Advent is a season of hopeful waiting in which we are invited to listen more closely to the Lord. Listen to this meditation on responding with faithfulness, obedience, and love here:

The most important part of the meditation is your personal conversation with our Lord. You can use the priest's prayer to inspire your own.

This meditation is part of the podcast "Meditations in Manhattan." You can subscribe to it on Apple Podcasts, Google Podcasts, Spotify, Pocket Casts, Stitcher, Podcast Addict, or wherever you listen to your podcasts.


“You write,” says St. Josemaria in The Way, no. 117: “'In my spiritual reading I build up a store of fuel. It looks like a lifeless heap, but I often find that my memory, of its own accord, will draw from it material which fills my prayer with life and inflames my thanksgiving after Communion.'”

We suggest spending 10-15 minutes reading St. Josemaria's homily "Marriage: A Christian Vocation"Afterward, you can spend a few minutes with the New Testament, reading, for instance, the the Gospel for the 1st Sunday of Advent.


The Holy Rosary is an ancient Christian prayer to the Blessed Virgin Mary, our Mother, asking her to pray for all her children in our time of need. You can find a description of how to pray the Rosary here, and download the Litany of Loreto (traditionally prayed at the end of the Rosary) here.


The questions below can help us consider in the presence of God how we’ve responded to His love in our acts and omissions. It may help to begin by invoking the Holy Spirit and to end with an act of contrition, expressing our sorrow for our sins and imploring God’s grace to return and remain close to Him. The act of contrition can be any we like, including one as simple as Peter’s words to Jesus after the Resurrection: "Lord, you know everything; you know that I love you" (Jn 21:17).

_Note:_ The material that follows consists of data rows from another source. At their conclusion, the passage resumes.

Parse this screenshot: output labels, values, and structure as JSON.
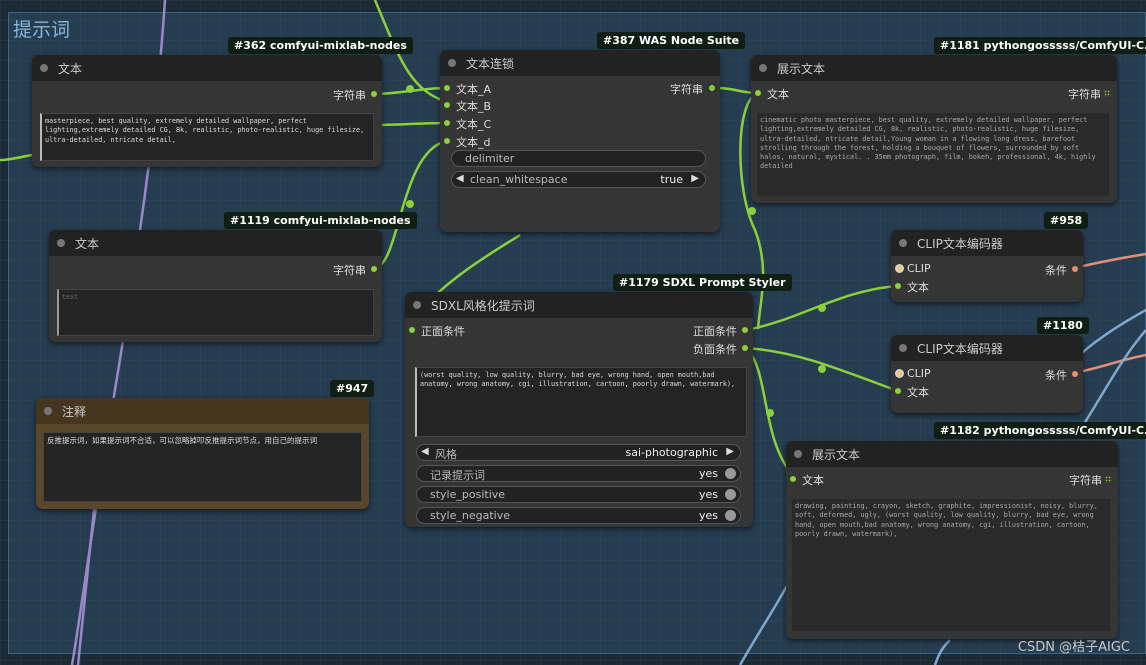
{
  "group": {
    "title": "提示词"
  },
  "nodes": {
    "text1": {
      "badge": "#362 comfyui-mixlab-nodes",
      "title": "文本",
      "output": "字符串",
      "text": "masterpiece, best quality, extremely detailed wallpaper, perfect lighting,extremely detailed CG, 8k, realistic, photo-realistic,  huge filesize, ultra-detailed, ntricate detail,"
    },
    "concat": {
      "badge": "#387 WAS Node Suite",
      "title": "文本连锁",
      "inputs": [
        "文本_A",
        "文本_B",
        "文本_C",
        "文本_d"
      ],
      "output": "字符串",
      "delimiter": "delimiter",
      "clean_label": "clean_whitespace",
      "clean_value": "true"
    },
    "show1": {
      "badge": "#1181 pythongosssss/ComfyUI-C…",
      "title": "展示文本",
      "input": "文本",
      "output": "字符串",
      "text": "cinematic photo masterpiece, best quality, extremely detailed wallpaper, perfect lighting,extremely detailed CG, 8k, realistic, photo-realistic,  huge filesize, ultra-detailed, ntricate detail,Young woman in a flowing long dress, barefoot strolling through the forest, holding a bouquet of flowers, surrounded by soft halos, natural, mystical. . 35mm photograph, film, bokeh, professional, 4k, highly detailed"
    },
    "text2": {
      "badge": "#1119 comfyui-mixlab-nodes",
      "title": "文本",
      "output": "字符串",
      "placeholder": "text"
    },
    "clip1": {
      "badge": "#958",
      "title": "CLIP文本编码器",
      "input_clip": "CLIP",
      "input_text": "文本",
      "output": "条件"
    },
    "clip2": {
      "badge": "#1180",
      "title": "CLIP文本编码器",
      "input_clip": "CLIP",
      "input_text": "文本",
      "output": "条件"
    },
    "styler": {
      "badge": "#1179 SDXL Prompt Styler",
      "title": "SDXL风格化提示词",
      "input": "正面条件",
      "output_pos": "正面条件",
      "output_neg": "负面条件",
      "text": "(worst quality, low quality, blurry, bad eye, wrong hand, open mouth,bad anatomy, wrong anatomy, cgi, illustration, cartoon, poorly drawn, watermark),",
      "style_label": "风格",
      "style_value": "sai-photographic",
      "toggles": [
        {
          "label": "记录提示词",
          "value": "yes"
        },
        {
          "label": "style_positive",
          "value": "yes"
        },
        {
          "label": "style_negative",
          "value": "yes"
        }
      ]
    },
    "note": {
      "badge": "#947",
      "title": "注释",
      "text": "反推提示词，如果提示词不合适，可以忽略掉叩反推提示词节点，用自己的提示词"
    },
    "show2": {
      "badge": "#1182 pythongosssss/ComfyUI-C…",
      "title": "展示文本",
      "input": "文本",
      "output": "字符串",
      "text": "drawing, painting, crayon, sketch, graphite, impressionist, noisy, blurry, soft, deformed, ugly, (worst quality, low quality, blurry, bad eye, wrong hand, open mouth,bad anatomy, wrong anatomy, cgi, illustration, cartoon, poorly drawn, watermark),"
    }
  },
  "watermark": "CSDN @桔子AIGC",
  "colors": {
    "wire_green": "#8ad03a",
    "wire_blue": "#7fa8d0",
    "wire_orange": "#e0907a",
    "wire_purple": "#9a88c8",
    "note_bg": "#4a3a26"
  }
}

1. "In those days Mary arose and went in haste to the hill country, to a city of Judah, and she entered the house of Zechariah and greeted Elizabeth" (Lk 1:39). Inspired by Our Lady's life, do I seek ways to serve others?

2. "Mary's humility is poured out in the Magnificat.... And you and I, who are - who were - proud, promise that we will be humble" (Holy Rosary, The 2nd Joyful Mystery). When do I praise and thank God? Is my humility born and nourished by the contemplation of God's great love?

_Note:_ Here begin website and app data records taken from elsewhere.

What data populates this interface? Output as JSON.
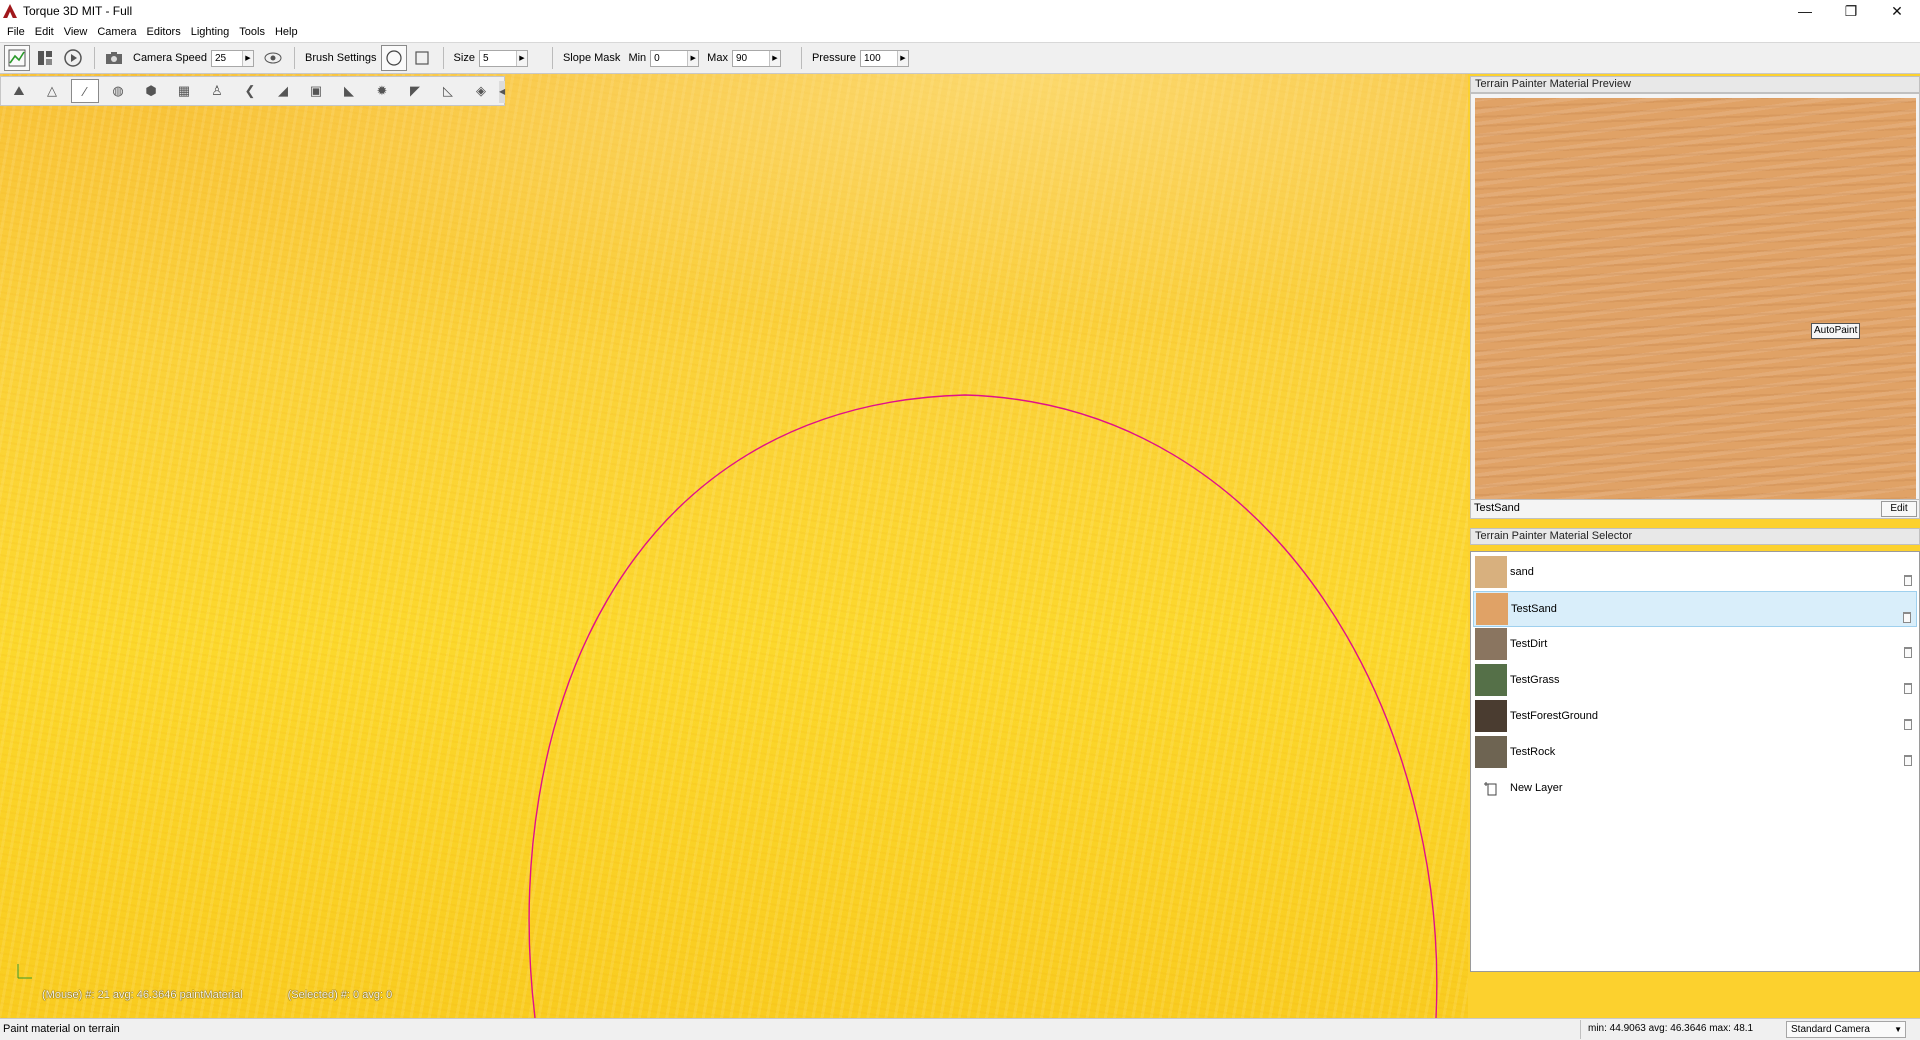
{
  "window": {
    "title": "Torque 3D MIT - Full",
    "controls": [
      "—",
      "❐",
      "✕"
    ]
  },
  "menu": [
    "File",
    "Edit",
    "View",
    "Camera",
    "Editors",
    "Lighting",
    "Tools",
    "Help"
  ],
  "toolbar": {
    "camera_speed_label": "Camera Speed",
    "camera_speed_value": "25",
    "brush_settings_label": "Brush Settings",
    "size_label": "Size",
    "size_value": "5",
    "slope_mask_label": "Slope Mask",
    "min_label": "Min",
    "min_value": "0",
    "max_label": "Max",
    "max_value": "90",
    "pressure_label": "Pressure",
    "pressure_value": "100"
  },
  "palette": {
    "tools": [
      "select-terrain-icon",
      "raise-height-icon",
      "paint-material-icon",
      "world-icon",
      "cube-icon",
      "texture-icon",
      "smooth-icon",
      "flatten-icon",
      "slope-icon",
      "adjust-height-icon",
      "noise-icon",
      "erode-icon",
      "set-height-icon",
      "clear-icon",
      "terrain-options-icon"
    ],
    "active_index": 2
  },
  "viewport": {
    "mouse_info": "(Mouse) #: 21  avg: 46.3646 paintMaterial",
    "selected_info": "(Selected) #: 0  avg: 0",
    "brush_color": "#e0108a"
  },
  "preview_panel": {
    "header": "Terrain Painter Material Preview",
    "autopaint_label": "AutoPaint",
    "material_name": "TestSand",
    "edit_label": "Edit"
  },
  "selector_panel": {
    "header": "Terrain Painter Material Selector",
    "materials": [
      {
        "name": "sand",
        "color": "#d8b07e"
      },
      {
        "name": "TestSand",
        "color": "#e0a266"
      },
      {
        "name": "TestDirt",
        "color": "#8a7560"
      },
      {
        "name": "TestGrass",
        "color": "#557048"
      },
      {
        "name": "TestForestGround",
        "color": "#4a3c30"
      },
      {
        "name": "TestRock",
        "color": "#6e6452"
      }
    ],
    "selected_index": 1,
    "new_layer_label": "New Layer"
  },
  "statusbar": {
    "message": "Paint material on terrain",
    "height_stats": "min: 44.9063  avg: 46.3646  max: 48.1",
    "camera_mode": "Standard Camera"
  }
}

3. "As soon as Elizabeth heard Mary's greeting, the child leaped in her womb" (Lk 1:41). Do I transmit the joy of living with Christ through my words and attitudes?

4. "In Bethlehem no one reserves anything for oneself. There one does not hear of my honor, nor of my time, nor of my work, nor of my ideas, nor of my tastes, nor of my money" (St. Josemaria, Letter, 14-II-1974, 2). Do I cultivate in my family the virtues that stand out in the family of Bethlehem: mercy, kindness, humility, meekness, patience? Could I be more helpful at home, taking on tasks that I leave to others?

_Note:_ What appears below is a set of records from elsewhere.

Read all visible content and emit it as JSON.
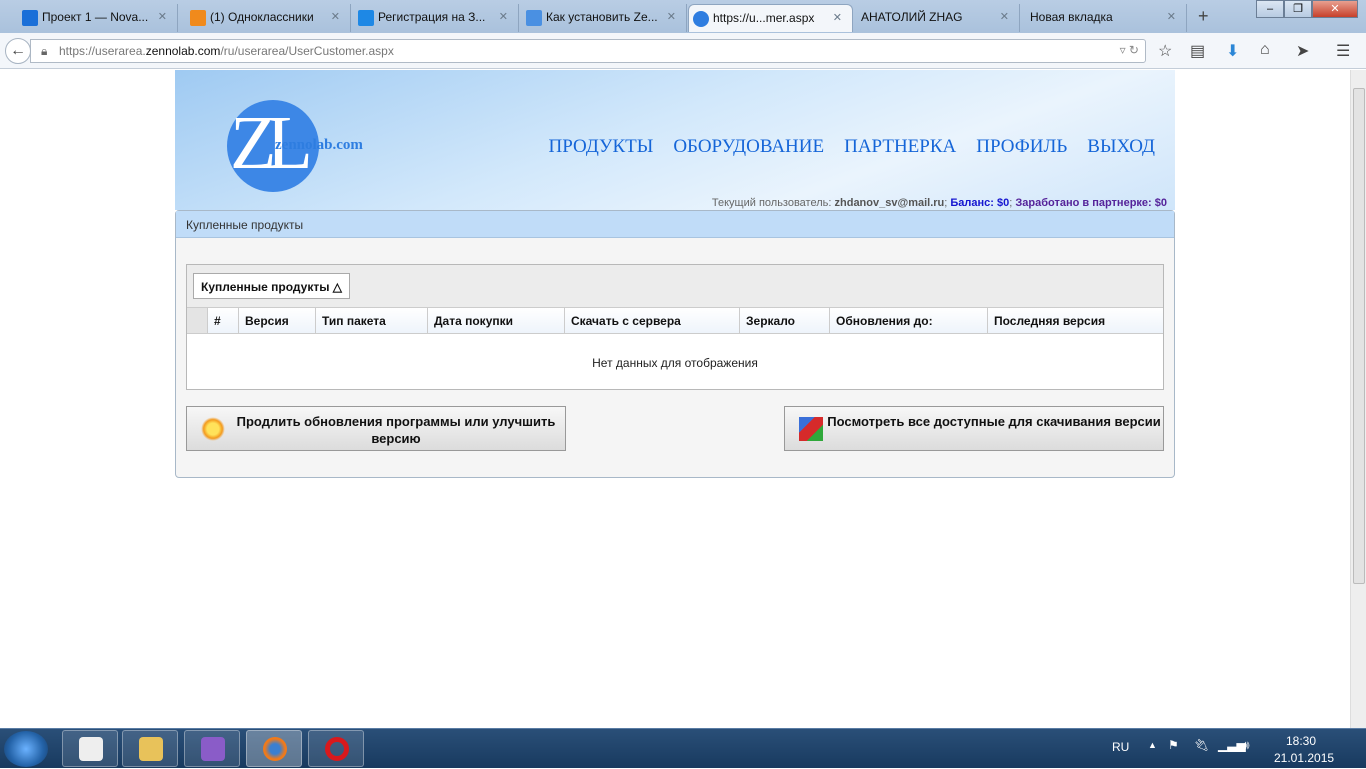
{
  "browser": {
    "tabs": [
      {
        "title": "Проект 1 — Nova...",
        "color": "#1a6fd8"
      },
      {
        "title": "(1) Одноклассники",
        "color": "#f08a1c"
      },
      {
        "title": "Регистрация на З...",
        "color": "#1e88e5"
      },
      {
        "title": "Как установить Ze...",
        "color": "#4a90e2"
      },
      {
        "title": "https://u...mer.aspx",
        "color": "#2e7de0",
        "active": true
      },
      {
        "title": "АНАТОЛИЙ ZHAG",
        "color": ""
      },
      {
        "title": "Новая вкладка",
        "color": ""
      }
    ],
    "new_tab": "+",
    "url_prefix": "https://userarea.",
    "url_domain": "zennolab.com",
    "url_suffix": "/ru/userarea/UserCustomer.aspx"
  },
  "site": {
    "logo_mark": "ZL",
    "logo_text": "zennolab.com",
    "menu": [
      "ПРОДУКТЫ",
      "ОБОРУДОВАНИЕ",
      "ПАРТНЕРКА",
      "ПРОФИЛЬ",
      "ВЫХОД"
    ],
    "user_label": "Текущий пользователь:",
    "user_email": "zhdanov_sv@mail.ru",
    "balance": "Баланс: $0",
    "earned": "Заработано в партнерке: $0"
  },
  "panel": {
    "title": "Купленные продукты",
    "group_chip": "Купленные продукты △",
    "columns": [
      "",
      "#",
      "Версия",
      "Тип пакета",
      "Дата покупки",
      "Скачать с сервера",
      "Зеркало",
      "Обновления до:",
      "Последняя версия"
    ],
    "empty_text": "Нет данных для отображения",
    "button_renew": "Продлить обновления программы или улучшить версию",
    "button_versions": "Посмотреть все доступные для скачивания версии"
  },
  "taskbar": {
    "lang": "RU",
    "time": "18:30",
    "date": "21.01.2015"
  }
}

5. "As we contemplate the stable in Bethlehem or the home of the holy family in Nazareth, Mary, Joseph and the child Jesus occupy a special place in our hearts. What does the simple, admirable life of the holy family tell us? What can we learn from it?" (Christ is Passing By, 22).

6. "They found Mary and Joseph and the child lying in the manger" (Lk 2:16). Do I ask the Holy Family to help me grow in love and self-giving in my marriage?

7. "And they fell down and worshiped him; then they opened their coffers and offered him gifts: gold, frankincense and myrrh" (Mt 2:11). What could I place at the feet of Jesus? Am I convinced that he receives what we offer him with a smile?

8. Do I learn from Mary and Joseph to live with what I need, while at the same time trying to give my family the well-being they deserve?


    We find Jesus, and share in his victory, through service. Listen to this meditation here:

    The most important part of the meditation is your personal conversation with our Lord. You can use the priest's prayer to inspire your own.

    This meditation is part of the podcast "Meditations in Manhattan." You can subscribe to it on Apple Podcasts, Google Podcasts, Spotify, Pocket Casts, Stitcher, Podcast Addict, or wherever you listen to your podcasts.